Motor speech disorders include two primary categories, apraxia and dysarthria. In order to produce speech, every person must coordinate a range of muscles and muscle groups, including those controlling the larynx with the vocal cords, the lips, the tongue, the jaw and the respiratory system.

Movements must be planned and sequenced by the brain and then put into motion in milliseconds with the correct timing and force of movement as the relevant muscles execute planned movements that create running speech.

Difficulties in this process may result in apraxia or dysarthria, whether occurring in children as a part of development and in-born neurological differences or in adults as the result of injuries, neurological changes or illnesses.

Apraxia of speech, whether acquired or developmental involves a difficulty in planning, sequencing and/or coordinating relevant muscles or muscle groups for speech production.

Dysarthria, whether acquired or developmental involves a disturbance in muscle control that results in weakness, slowness and/or incoordination in speech production.

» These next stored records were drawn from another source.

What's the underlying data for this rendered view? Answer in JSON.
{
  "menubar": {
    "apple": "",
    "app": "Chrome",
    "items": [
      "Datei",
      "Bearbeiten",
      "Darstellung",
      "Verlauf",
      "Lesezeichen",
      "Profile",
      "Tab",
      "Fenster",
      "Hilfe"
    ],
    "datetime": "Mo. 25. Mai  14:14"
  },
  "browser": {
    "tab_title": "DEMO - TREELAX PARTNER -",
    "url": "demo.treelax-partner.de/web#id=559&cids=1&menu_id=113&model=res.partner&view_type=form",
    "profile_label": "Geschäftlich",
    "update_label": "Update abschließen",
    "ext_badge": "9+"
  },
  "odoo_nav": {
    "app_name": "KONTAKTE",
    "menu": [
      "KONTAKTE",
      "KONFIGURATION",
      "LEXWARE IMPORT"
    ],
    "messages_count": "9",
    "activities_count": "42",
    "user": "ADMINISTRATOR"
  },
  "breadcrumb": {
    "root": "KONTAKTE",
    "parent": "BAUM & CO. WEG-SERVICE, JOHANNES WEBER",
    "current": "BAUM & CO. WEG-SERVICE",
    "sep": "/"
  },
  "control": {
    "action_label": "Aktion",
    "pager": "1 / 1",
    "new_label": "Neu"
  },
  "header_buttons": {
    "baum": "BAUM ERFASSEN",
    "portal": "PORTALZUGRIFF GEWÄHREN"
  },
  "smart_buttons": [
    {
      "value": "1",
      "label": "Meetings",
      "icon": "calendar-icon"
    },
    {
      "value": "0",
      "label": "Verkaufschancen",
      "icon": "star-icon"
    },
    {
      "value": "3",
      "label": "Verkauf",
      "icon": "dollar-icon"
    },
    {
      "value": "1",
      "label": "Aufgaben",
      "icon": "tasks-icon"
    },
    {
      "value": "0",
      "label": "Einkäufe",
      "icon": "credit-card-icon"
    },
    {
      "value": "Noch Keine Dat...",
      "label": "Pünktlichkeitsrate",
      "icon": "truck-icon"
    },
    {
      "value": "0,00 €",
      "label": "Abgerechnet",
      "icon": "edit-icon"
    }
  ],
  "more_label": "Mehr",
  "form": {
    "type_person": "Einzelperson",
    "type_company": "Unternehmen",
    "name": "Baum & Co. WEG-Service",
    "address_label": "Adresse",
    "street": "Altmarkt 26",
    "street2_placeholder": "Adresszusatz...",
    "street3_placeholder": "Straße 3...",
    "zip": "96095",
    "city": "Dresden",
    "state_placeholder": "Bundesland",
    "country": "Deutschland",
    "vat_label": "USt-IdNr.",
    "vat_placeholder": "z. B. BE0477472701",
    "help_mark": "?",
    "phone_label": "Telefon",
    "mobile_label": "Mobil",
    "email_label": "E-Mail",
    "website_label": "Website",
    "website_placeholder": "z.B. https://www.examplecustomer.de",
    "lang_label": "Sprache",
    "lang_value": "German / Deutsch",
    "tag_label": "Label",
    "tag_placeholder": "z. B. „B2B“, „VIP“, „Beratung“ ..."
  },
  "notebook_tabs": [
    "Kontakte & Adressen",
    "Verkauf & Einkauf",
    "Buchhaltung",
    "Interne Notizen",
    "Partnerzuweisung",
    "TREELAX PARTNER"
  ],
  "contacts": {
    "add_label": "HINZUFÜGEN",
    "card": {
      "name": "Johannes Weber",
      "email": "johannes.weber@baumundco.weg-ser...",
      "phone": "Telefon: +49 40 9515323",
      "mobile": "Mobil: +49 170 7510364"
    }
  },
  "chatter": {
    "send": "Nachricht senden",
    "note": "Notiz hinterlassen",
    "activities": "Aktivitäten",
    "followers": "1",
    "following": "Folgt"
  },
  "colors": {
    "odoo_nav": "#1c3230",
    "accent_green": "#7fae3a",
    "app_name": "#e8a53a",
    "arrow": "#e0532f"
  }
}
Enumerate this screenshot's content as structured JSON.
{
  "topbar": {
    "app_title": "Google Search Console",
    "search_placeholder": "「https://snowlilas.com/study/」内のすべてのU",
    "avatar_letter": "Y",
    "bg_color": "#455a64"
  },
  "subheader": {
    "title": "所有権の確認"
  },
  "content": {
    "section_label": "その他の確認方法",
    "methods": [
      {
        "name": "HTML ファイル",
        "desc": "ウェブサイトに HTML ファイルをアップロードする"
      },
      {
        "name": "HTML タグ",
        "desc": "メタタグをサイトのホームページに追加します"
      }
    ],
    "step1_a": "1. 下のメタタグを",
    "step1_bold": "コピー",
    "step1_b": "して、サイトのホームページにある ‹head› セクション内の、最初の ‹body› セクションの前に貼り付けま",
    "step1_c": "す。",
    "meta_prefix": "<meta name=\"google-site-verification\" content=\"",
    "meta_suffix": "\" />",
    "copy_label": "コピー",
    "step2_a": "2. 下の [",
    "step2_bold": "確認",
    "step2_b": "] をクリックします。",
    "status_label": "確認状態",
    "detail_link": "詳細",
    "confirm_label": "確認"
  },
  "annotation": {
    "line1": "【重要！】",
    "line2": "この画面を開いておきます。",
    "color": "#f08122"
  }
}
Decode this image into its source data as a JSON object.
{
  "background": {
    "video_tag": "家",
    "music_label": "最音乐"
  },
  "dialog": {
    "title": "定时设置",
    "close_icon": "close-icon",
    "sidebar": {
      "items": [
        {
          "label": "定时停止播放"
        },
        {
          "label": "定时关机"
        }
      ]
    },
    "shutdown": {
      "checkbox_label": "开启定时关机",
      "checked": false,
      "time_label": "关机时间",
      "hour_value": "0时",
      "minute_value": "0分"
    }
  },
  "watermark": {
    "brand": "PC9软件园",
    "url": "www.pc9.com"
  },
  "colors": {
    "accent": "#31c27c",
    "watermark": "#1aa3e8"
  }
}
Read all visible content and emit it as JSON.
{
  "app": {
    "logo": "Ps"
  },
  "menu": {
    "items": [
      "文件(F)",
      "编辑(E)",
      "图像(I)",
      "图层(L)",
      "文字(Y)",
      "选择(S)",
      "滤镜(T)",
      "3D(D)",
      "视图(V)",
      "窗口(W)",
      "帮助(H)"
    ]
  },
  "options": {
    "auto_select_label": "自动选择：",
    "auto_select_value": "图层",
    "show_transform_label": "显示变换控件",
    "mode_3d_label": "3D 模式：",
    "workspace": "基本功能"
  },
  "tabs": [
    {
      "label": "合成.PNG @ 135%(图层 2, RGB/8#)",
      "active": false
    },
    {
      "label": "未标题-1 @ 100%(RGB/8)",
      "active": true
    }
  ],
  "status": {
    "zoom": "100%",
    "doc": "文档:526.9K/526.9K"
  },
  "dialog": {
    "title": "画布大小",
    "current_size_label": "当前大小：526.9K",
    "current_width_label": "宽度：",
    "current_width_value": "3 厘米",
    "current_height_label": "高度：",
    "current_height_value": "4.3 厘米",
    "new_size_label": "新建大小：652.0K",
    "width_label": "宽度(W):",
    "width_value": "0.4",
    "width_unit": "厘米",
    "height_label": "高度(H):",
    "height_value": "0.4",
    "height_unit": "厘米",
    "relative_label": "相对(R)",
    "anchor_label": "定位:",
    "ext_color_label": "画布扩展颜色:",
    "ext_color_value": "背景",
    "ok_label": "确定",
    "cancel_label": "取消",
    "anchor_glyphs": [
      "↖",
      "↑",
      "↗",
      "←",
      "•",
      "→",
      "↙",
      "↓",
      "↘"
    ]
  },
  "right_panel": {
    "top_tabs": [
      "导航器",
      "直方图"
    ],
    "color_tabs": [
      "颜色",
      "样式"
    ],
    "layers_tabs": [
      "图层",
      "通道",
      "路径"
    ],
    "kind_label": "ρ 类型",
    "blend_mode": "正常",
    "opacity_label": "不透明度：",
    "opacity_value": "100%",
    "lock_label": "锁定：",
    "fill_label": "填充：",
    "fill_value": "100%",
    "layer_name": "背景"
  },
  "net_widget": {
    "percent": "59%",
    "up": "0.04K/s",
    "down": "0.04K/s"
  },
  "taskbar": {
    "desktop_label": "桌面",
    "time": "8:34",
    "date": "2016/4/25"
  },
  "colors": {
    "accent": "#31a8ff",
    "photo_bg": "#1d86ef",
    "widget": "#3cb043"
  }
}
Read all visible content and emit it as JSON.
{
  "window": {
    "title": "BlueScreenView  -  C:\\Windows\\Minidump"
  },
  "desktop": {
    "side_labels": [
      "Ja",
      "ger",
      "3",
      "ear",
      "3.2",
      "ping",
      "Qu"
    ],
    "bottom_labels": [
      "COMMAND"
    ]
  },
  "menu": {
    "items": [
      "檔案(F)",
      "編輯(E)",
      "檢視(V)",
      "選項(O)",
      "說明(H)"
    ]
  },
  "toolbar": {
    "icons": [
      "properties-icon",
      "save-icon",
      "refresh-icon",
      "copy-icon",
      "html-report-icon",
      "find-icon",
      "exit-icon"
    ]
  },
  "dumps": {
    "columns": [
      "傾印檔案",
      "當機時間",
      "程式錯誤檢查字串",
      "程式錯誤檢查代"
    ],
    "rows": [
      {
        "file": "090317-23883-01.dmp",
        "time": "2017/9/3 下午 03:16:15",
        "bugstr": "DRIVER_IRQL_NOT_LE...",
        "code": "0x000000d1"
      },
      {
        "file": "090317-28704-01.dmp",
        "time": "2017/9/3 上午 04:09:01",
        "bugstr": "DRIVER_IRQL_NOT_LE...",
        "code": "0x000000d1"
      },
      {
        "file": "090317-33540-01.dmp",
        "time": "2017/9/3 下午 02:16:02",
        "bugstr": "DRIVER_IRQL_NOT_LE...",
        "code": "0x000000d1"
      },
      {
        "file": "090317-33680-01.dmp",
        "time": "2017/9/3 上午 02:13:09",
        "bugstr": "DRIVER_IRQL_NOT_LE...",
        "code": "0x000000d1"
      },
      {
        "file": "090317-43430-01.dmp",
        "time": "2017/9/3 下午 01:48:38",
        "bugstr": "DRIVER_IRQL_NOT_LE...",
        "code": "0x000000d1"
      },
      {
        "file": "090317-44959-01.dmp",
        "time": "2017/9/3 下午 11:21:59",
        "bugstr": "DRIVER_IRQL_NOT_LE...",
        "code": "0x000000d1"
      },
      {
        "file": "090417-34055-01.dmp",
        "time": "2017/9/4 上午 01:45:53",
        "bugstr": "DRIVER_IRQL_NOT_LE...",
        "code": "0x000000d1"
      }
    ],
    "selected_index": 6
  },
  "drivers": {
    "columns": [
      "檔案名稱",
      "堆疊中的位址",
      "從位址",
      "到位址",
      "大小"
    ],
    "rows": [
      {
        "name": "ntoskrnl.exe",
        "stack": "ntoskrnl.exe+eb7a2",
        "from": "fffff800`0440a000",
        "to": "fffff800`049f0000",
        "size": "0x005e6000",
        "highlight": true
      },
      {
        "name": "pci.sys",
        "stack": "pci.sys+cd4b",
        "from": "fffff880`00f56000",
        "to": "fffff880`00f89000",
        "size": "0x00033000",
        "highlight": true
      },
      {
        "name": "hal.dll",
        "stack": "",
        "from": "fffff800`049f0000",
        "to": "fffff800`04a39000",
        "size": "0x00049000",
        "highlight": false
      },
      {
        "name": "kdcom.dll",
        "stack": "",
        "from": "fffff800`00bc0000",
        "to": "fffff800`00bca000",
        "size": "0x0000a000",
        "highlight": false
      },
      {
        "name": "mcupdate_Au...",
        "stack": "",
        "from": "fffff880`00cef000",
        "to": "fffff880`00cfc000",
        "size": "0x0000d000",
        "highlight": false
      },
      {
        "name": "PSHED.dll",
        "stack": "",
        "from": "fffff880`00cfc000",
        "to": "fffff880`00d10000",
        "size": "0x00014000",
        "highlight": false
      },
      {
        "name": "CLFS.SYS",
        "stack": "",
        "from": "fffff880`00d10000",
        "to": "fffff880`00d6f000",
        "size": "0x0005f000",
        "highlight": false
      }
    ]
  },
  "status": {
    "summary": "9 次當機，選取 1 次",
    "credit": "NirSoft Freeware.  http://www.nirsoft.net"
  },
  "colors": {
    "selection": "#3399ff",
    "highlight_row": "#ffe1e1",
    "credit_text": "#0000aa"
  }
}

The Northwestern University Center for Audiology, Speech, Language, and Learning provides comprehensive evaluation and therapy services on the Evanston campus. Diagnostic evaluations determine the course of treatment, including frequency and appropriateness of individual and/or group therapy.

The Northwestern University Center for Audiology, Speech, Language, and Learning is a unique community resource that merges university research and innovative teaching with clinical services. Experts in the field – faculty who are nationally certified and state licensed speech-language pathologists – direct provision of clinical services, bringing exceptional knowledge and experience to our clients.

For more information, contact us at 847-491-3165 or